SOURCE RECORDS: Begin

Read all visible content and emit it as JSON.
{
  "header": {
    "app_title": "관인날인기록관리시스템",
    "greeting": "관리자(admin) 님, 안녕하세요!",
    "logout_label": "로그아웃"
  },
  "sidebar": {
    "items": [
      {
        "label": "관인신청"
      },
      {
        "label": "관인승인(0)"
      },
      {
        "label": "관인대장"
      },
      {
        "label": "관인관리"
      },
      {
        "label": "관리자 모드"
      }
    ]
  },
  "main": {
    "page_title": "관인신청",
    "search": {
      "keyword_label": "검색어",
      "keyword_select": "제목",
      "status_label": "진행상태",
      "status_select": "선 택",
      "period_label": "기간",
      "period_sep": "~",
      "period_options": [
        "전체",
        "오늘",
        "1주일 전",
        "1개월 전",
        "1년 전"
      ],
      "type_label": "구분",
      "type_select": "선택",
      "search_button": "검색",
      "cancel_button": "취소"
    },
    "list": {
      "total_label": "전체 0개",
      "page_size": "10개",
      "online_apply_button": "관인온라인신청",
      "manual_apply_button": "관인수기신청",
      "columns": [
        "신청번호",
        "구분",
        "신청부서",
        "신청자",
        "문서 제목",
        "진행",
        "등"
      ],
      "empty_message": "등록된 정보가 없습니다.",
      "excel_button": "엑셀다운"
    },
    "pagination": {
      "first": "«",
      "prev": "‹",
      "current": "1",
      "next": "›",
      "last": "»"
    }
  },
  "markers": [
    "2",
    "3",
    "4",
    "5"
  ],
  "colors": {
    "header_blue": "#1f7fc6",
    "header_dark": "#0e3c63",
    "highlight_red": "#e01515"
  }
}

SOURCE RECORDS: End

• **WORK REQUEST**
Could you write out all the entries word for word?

• **SOLVED EXERCISE**
Read all visible content and emit it as JSON.
{
  "header": {
    "app_title": "관인날인기록관리시스템",
    "greeting": "관리자(admin) 님, 안녕하세요!",
    "logout_label": "로그아웃"
  },
  "sidebar": {
    "items": [
      {
        "label": "관인신청"
      },
      {
        "label": "관인승인(0)"
      },
      {
        "label": "관인대장"
      },
      {
        "label": "관인관리"
      },
      {
        "label": "관리자 모드"
      }
    ]
  },
  "main": {
    "page_title": "관인신청",
    "search": {
      "keyword_label": "검색어",
      "keyword_select": "제목",
      "status_label": "진행상태",
      "status_select": "선 택",
      "period_label": "기간",
      "period_sep": "~",
      "period_options": [
        "전체",
        "오늘",
        "1주일 전",
        "1개월 전",
        "1년 전"
      ],
      "type_label": "구분",
      "type_select": "선택",
      "search_button": "검색",
      "cancel_button": "취소"
    },
    "list": {
      "total_label": "전체 0개",
      "page_size": "10개",
      "online_apply_button": "관인온라인신청",
      "manual_apply_button": "관인수기신청",
      "columns": [
        "신청번호",
        "구분",
        "신청부서",
        "신청자",
        "문서 제목",
        "진행",
        "등"
      ],
      "empty_message": "등록된 정보가 없습니다.",
      "excel_button": "엑셀다운"
    },
    "pagination": {
      "first": "«",
      "prev": "‹",
      "current": "1",
      "next": "›",
      "last": "»"
    }
  },
  "markers": [
    "2",
    "3",
    "4",
    "5"
  ],
  "colors": {
    "header_blue": "#1f7fc6",
    "header_dark": "#0e3c63",
    "highlight_red": "#e01515"
  }
}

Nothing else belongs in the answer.